Mission Statement: We believe that education should engage students in what it means to be a member of a participatory democracy, to be interested in the welfare of individuals and society and to make decisions that benefit our society. By examining how Americans over the years strived to face difficult issues for the good of the nation, we hope our students will be better prepared to make a positive difference as they face the challenges of tomorrow. By studying ancient civilizations and the decisions they made, both positive and negative, we can evaluate our options in a thoughtful and responsible manner.
Program Description: Our program is based on the Maine Learning Results and the C3 Framework for Social Studies State Standards. In grade six students study economics, geography, and the Mesopotamian, Egyptian, Aztec, Inca and Maya civilizations. For each culture, the GRAPES (geography, religion, achievements, political system, economics and social structure) framework is used to allow students to compare their features. Seventh grade instruction focuses on the ancient Greeks and Romans, the Wabanki people of Maine, the foundation of the United States and westward expansion. During the eighth grade year, students analyze the events “on the road to the Civil War,” Reconstruction, American biography, civil Twentieth Century civil rights and a special thematic Twentieth Century Unit.

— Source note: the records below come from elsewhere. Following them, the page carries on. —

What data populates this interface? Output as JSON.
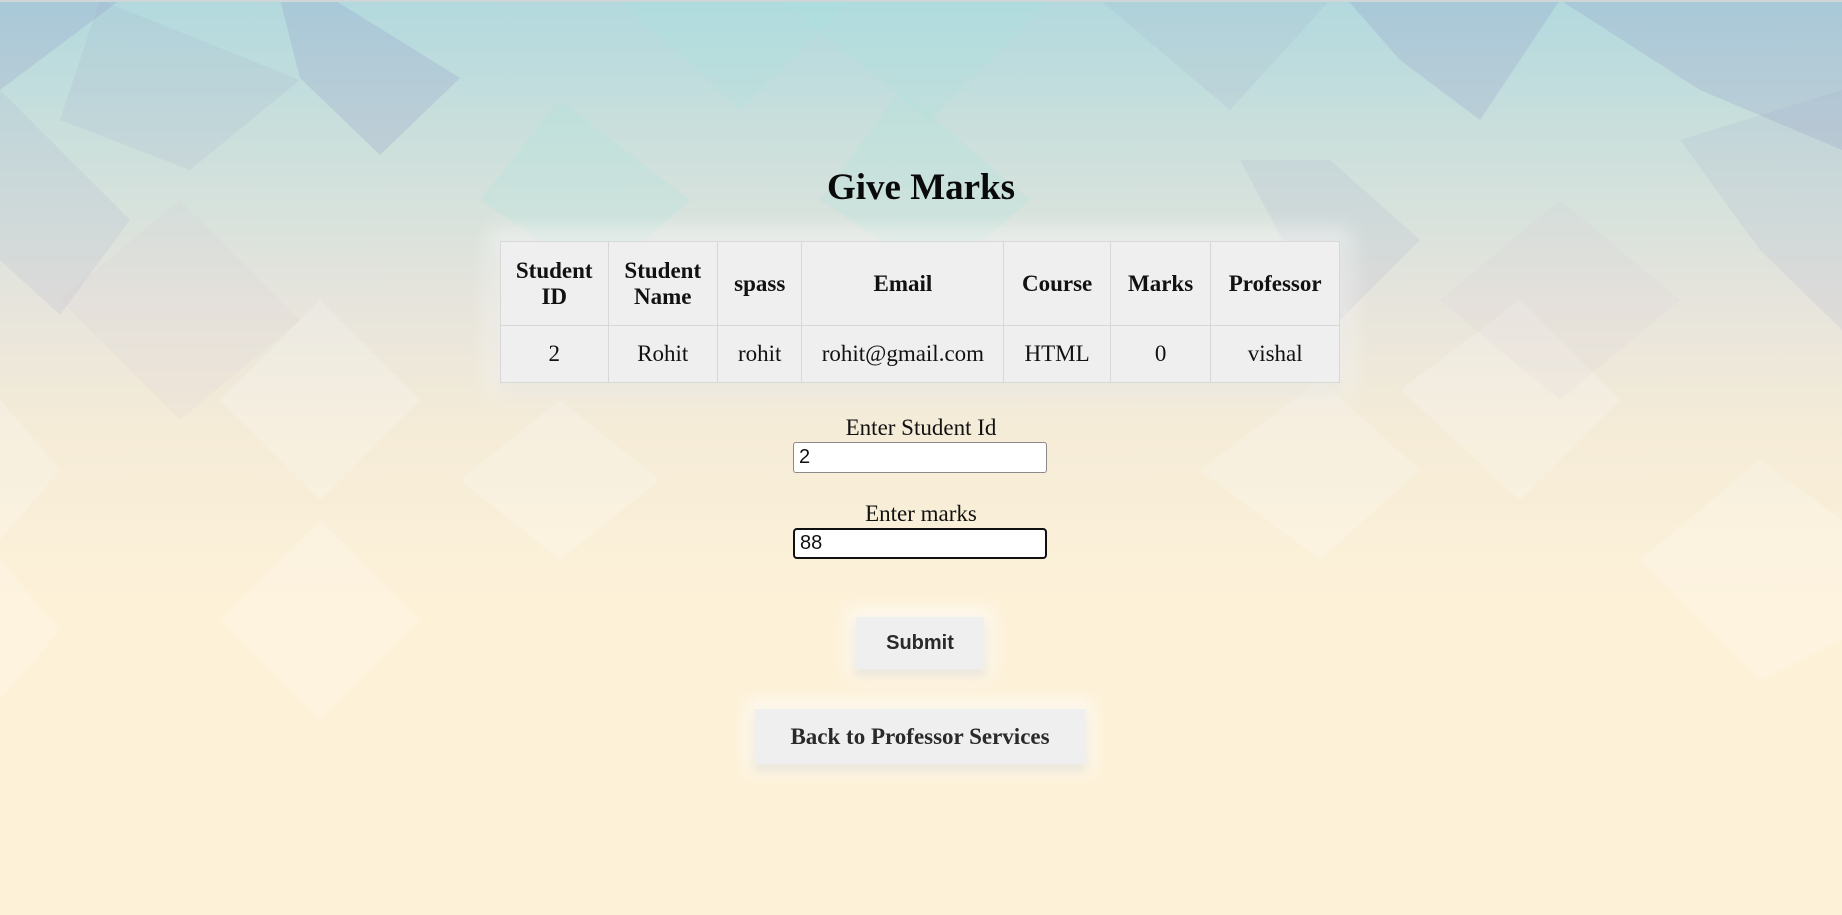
{
  "page": {
    "title": "Give Marks"
  },
  "table": {
    "headers": [
      "Student ID",
      "Student Name",
      "spass",
      "Email",
      "Course",
      "Marks",
      "Professor"
    ],
    "rows": [
      [
        "2",
        "Rohit",
        "rohit",
        "rohit@gmail.com",
        "HTML",
        "0",
        "vishal"
      ]
    ]
  },
  "form": {
    "student_id_label": "Enter Student Id",
    "student_id_value": "2",
    "marks_label": "Enter marks",
    "marks_value": "88",
    "submit_label": "Submit"
  },
  "nav": {
    "back_label": "Back to Professor Services"
  },
  "colors": {
    "background_top": "#b2d9de",
    "background_bottom": "#fdf1d7",
    "button_bg": "#efefef",
    "table_bg": "#efefef"
  }
}
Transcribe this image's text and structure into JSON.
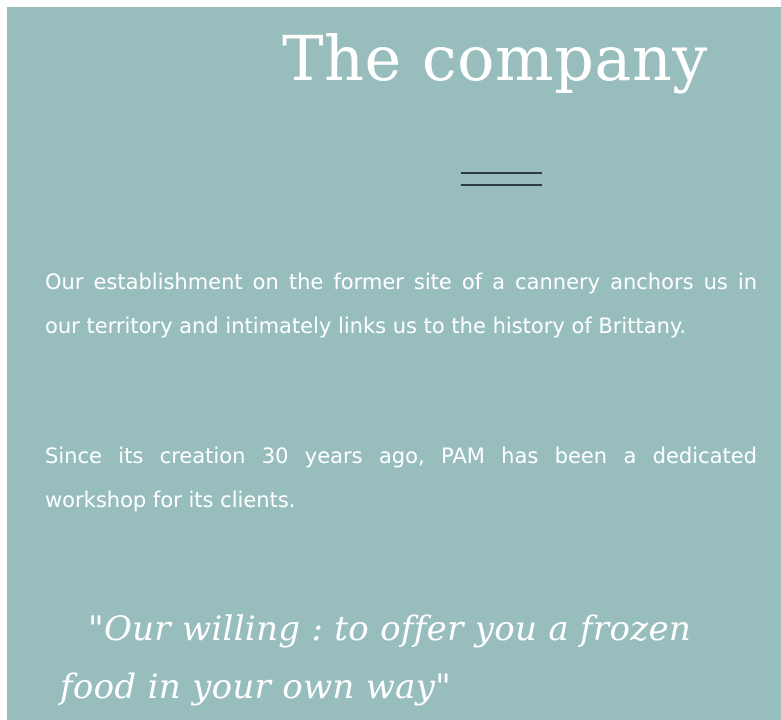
{
  "section": {
    "title": "The company",
    "paragraphs": [
      "Our establishment on the former site of a cannery anchors us in our territory and intimately links us to the history of Brittany.",
      "Since its creation 30 years ago, PAM has been a dedicated workshop for its clients."
    ],
    "quote": "\"Our willing : to offer you a frozen food in your own way\""
  },
  "colors": {
    "panel_background": "#98bdbd",
    "divider": "#2c3b45",
    "text": "#ffffff"
  }
}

In all three grades, we emphasize chronological reasoning and causation, contextualization and comparison, geographic reasoning, gathering, interpreting, and using evidence and the role of the individual in social and political participation.